I think the glued in hosel is both to make it easier/cheaper, and that 3Ws at least seem to be a set it and forget it kind of club. I.e., once you find one that works, people tend to stick with them. But see, Titleist’s sure fit hosel (which works just fine on my 5W) and others.
It’s minorly annoying. I wanted a Whiteboard profile, but I wasn’t confident that this Whiteboard was going to be The Whiteboard for it. Right now, I can’t really make a decision if I’m going to hook everything anyway.
I plan on using it almost exclusively off the turf. The 425 Max I have is accurate enough that I can’t see this club dethroning it. Maybe a hole requiring 230 and/or a draw (because while I was hooking my driver too yesterday, I can’t really draw), but other than that… Not hitting the G off the deck though, and while I like my 5W, it only goes 225-230 now, and doesn’t have a lot of roll. Ergo, a fairway wood that will roll.

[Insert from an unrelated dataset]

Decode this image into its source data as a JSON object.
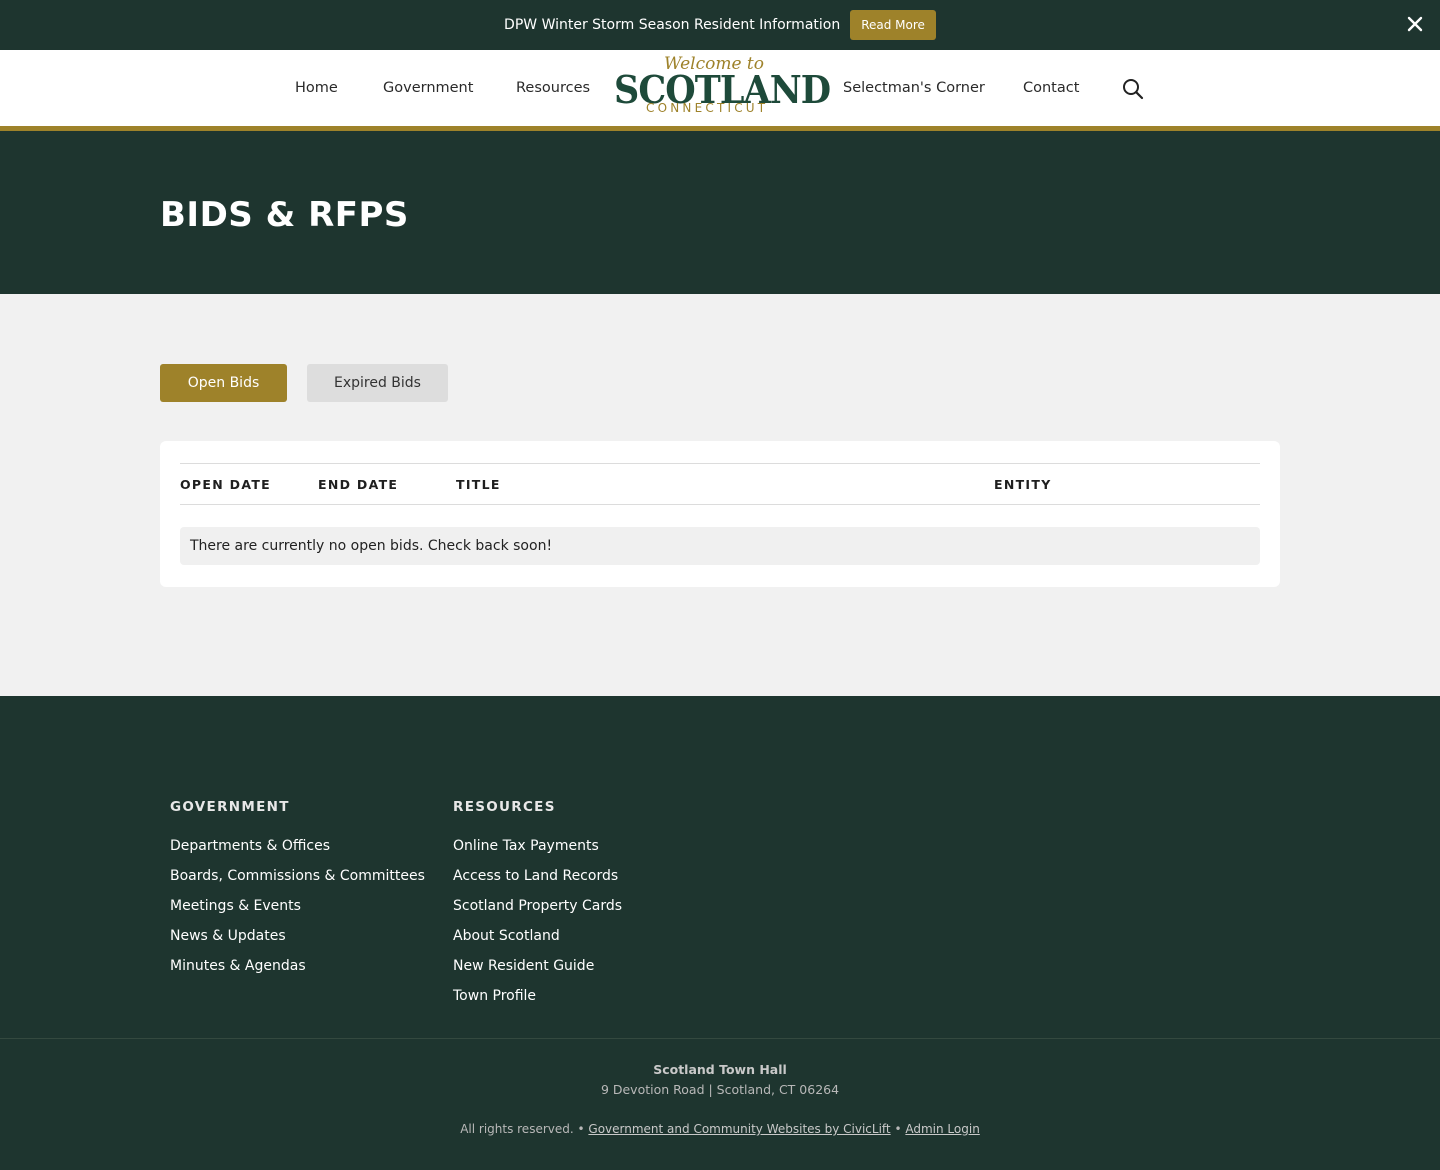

There’s not a lot of backspin that I can tell. Haven’t Trackman’d it, but I’d be shocked if it was more than the 3400+ RPM I was seeing with the ST LS 3W. The head looks smaller, no idea if it is. Mishits don’t totally go off-line, but I lost quite a bit of zip. You can keep your contact w/in a nickel on the club face, you’ll have a good time. If you can’t?..
Dunno about your case, but in mine, I was/am pretty flippy on my release. I did not deloft at impact, at all, with dynamic loft usually equaling, sometimes exceeding static loft. Yay, open clubface! My launch angles reflected this. So did my spin rates. I’ve seen launch angles in the 50s from my full wedges on a GC2 and Quad. Not everytime, but more than the obvious mishit.
It’s a little better, but I class it as a flaw for me. I lose ball speed through less efficient smash, I have spin that I don’t need to hold the greens I shoot at. (7700 RPM on a 49 degree descent, with a 7 iron, is just excessive.) Swing lessons help and so have stiffer shafts, and clubs like this new one.
Agree on the losing long game part with age. I can see it. The explanation I’ve liked, (hat tip Monte Scheinblum), is that most golfers’ swings are a mish-mash of motions, held together with a variety of compensatory movements that require precise timing. As we get older, our control over those movements gets less precise, we become unable to compensate anymore, and our swing falls apart. Ideally, we have a swing that requires fewer compensations to make work.